Data
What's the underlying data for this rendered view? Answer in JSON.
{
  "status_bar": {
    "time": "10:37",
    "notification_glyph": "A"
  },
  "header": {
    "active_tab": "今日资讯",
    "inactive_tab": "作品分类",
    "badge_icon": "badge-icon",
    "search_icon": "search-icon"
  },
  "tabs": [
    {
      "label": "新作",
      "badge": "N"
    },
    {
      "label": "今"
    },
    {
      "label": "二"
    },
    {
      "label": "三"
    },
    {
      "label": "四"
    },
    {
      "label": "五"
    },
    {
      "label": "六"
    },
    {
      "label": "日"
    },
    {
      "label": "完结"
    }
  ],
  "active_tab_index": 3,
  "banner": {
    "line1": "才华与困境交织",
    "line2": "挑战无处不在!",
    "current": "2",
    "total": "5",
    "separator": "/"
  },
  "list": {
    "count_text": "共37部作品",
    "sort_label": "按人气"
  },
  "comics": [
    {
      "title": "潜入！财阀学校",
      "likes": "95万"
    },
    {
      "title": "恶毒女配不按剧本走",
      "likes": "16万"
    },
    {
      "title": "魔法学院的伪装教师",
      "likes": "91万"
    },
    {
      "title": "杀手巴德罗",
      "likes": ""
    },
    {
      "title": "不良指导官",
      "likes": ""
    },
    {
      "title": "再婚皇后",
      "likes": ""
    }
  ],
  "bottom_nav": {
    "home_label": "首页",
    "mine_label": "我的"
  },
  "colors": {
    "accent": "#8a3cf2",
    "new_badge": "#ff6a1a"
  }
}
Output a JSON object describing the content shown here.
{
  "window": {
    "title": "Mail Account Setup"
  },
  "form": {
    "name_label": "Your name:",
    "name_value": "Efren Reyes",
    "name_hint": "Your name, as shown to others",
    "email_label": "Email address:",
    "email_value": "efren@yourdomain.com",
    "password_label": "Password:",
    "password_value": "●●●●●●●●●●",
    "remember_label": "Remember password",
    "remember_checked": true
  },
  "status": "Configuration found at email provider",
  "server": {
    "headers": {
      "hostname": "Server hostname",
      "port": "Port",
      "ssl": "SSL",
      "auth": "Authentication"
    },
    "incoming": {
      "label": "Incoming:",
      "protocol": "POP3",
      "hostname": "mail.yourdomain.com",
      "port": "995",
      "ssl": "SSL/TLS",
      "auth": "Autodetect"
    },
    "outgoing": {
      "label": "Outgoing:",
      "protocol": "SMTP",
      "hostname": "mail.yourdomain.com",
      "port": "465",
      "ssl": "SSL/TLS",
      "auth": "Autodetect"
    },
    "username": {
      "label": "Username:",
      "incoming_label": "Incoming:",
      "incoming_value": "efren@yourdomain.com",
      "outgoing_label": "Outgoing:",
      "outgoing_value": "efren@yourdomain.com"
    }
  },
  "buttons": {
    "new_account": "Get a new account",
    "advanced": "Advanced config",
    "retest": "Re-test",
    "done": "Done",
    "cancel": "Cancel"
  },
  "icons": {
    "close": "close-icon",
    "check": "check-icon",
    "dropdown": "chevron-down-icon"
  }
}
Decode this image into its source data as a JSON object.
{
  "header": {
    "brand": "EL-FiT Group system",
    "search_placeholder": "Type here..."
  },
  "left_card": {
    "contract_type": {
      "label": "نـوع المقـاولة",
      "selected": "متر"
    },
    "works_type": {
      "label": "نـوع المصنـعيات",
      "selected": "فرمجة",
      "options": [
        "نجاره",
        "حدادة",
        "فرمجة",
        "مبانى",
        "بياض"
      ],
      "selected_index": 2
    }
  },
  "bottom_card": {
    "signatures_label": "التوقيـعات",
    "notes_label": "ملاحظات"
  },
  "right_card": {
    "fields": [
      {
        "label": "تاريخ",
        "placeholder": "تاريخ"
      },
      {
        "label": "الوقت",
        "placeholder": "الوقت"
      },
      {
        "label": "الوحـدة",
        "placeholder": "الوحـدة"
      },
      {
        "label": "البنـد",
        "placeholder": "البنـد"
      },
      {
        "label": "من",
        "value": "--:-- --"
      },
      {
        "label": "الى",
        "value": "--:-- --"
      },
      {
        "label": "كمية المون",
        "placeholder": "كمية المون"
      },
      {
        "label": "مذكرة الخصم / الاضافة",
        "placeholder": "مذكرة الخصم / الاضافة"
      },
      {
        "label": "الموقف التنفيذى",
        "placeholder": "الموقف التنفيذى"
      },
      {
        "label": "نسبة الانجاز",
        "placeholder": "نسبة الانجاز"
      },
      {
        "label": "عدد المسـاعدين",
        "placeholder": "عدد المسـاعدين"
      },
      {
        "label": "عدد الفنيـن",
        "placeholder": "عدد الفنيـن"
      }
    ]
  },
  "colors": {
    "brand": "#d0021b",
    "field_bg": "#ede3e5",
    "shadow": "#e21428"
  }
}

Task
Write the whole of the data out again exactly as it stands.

Exercise answer
What's the underlying data for this rendered view? Answer in JSON.
{
  "status_bar": {
    "time": "10:37",
    "notification_glyph": "A"
  },
  "header": {
    "active_tab": "今日资讯",
    "inactive_tab": "作品分类",
    "badge_icon": "badge-icon",
    "search_icon": "search-icon"
  },
  "tabs": [
    {
      "label": "新作",
      "badge": "N"
    },
    {
      "label": "今"
    },
    {
      "label": "二"
    },
    {
      "label": "三"
    },
    {
      "label": "四"
    },
    {
      "label": "五"
    },
    {
      "label": "六"
    },
    {
      "label": "日"
    },
    {
      "label": "完结"
    }
  ],
  "active_tab_index": 3,
  "banner": {
    "line1": "才华与困境交织",
    "line2": "挑战无处不在!",
    "current": "2",
    "total": "5",
    "separator": "/"
  },
  "list": {
    "count_text": "共37部作品",
    "sort_label": "按人气"
  },
  "comics": [
    {
      "title": "潜入！财阀学校",
      "likes": "95万"
    },
    {
      "title": "恶毒女配不按剧本走",
      "likes": "16万"
    },
    {
      "title": "魔法学院的伪装教师",
      "likes": "91万"
    },
    {
      "title": "杀手巴德罗",
      "likes": ""
    },
    {
      "title": "不良指导官",
      "likes": ""
    },
    {
      "title": "再婚皇后",
      "likes": ""
    }
  ],
  "bottom_nav": {
    "home_label": "首页",
    "mine_label": "我的"
  },
  "colors": {
    "accent": "#8a3cf2",
    "new_badge": "#ff6a1a"
  }
}
Output a JSON object describing the content shown here.
{
  "window": {
    "title": "Mail Account Setup"
  },
  "form": {
    "name_label": "Your name:",
    "name_value": "Efren Reyes",
    "name_hint": "Your name, as shown to others",
    "email_label": "Email address:",
    "email_value": "efren@yourdomain.com",
    "password_label": "Password:",
    "password_value": "●●●●●●●●●●",
    "remember_label": "Remember password",
    "remember_checked": true
  },
  "status": "Configuration found at email provider",
  "server": {
    "headers": {
      "hostname": "Server hostname",
      "port": "Port",
      "ssl": "SSL",
      "auth": "Authentication"
    },
    "incoming": {
      "label": "Incoming:",
      "protocol": "POP3",
      "hostname": "mail.yourdomain.com",
      "port": "995",
      "ssl": "SSL/TLS",
      "auth": "Autodetect"
    },
    "outgoing": {
      "label": "Outgoing:",
      "protocol": "SMTP",
      "hostname": "mail.yourdomain.com",
      "port": "465",
      "ssl": "SSL/TLS",
      "auth": "Autodetect"
    },
    "username": {
      "label": "Username:",
      "incoming_label": "Incoming:",
      "incoming_value": "efren@yourdomain.com",
      "outgoing_label": "Outgoing:",
      "outgoing_value": "efren@yourdomain.com"
    }
  },
  "buttons": {
    "new_account": "Get a new account",
    "advanced": "Advanced config",
    "retest": "Re-test",
    "done": "Done",
    "cancel": "Cancel"
  },
  "icons": {
    "close": "close-icon",
    "check": "check-icon",
    "dropdown": "chevron-down-icon"
  }
}
Decode this image into its source data as a JSON object.
{
  "header": {
    "brand": "EL-FiT Group system",
    "search_placeholder": "Type here..."
  },
  "left_card": {
    "contract_type": {
      "label": "نـوع المقـاولة",
      "selected": "متر"
    },
    "works_type": {
      "label": "نـوع المصنـعيات",
      "selected": "فرمجة",
      "options": [
        "نجاره",
        "حدادة",
        "فرمجة",
        "مبانى",
        "بياض"
      ],
      "selected_index": 2
    }
  },
  "bottom_card": {
    "signatures_label": "التوقيـعات",
    "notes_label": "ملاحظات"
  },
  "right_card": {
    "fields": [
      {
        "label": "تاريخ",
        "placeholder": "تاريخ"
      },
      {
        "label": "الوقت",
        "placeholder": "الوقت"
      },
      {
        "label": "الوحـدة",
        "placeholder": "الوحـدة"
      },
      {
        "label": "البنـد",
        "placeholder": "البنـد"
      },
      {
        "label": "من",
        "value": "--:-- --"
      },
      {
        "label": "الى",
        "value": "--:-- --"
      },
      {
        "label": "كمية المون",
        "placeholder": "كمية المون"
      },
      {
        "label": "مذكرة الخصم / الاضافة",
        "placeholder": "مذكرة الخصم / الاضافة"
      },
      {
        "label": "الموقف التنفيذى",
        "placeholder": "الموقف التنفيذى"
      },
      {
        "label": "نسبة الانجاز",
        "placeholder": "نسبة الانجاز"
      },
      {
        "label": "عدد المسـاعدين",
        "placeholder": "عدد المسـاعدين"
      },
      {
        "label": "عدد الفنيـن",
        "placeholder": "عدد الفنيـن"
      }
    ]
  },
  "colors": {
    "brand": "#d0021b",
    "field_bg": "#ede3e5",
    "shadow": "#e21428"
  }
}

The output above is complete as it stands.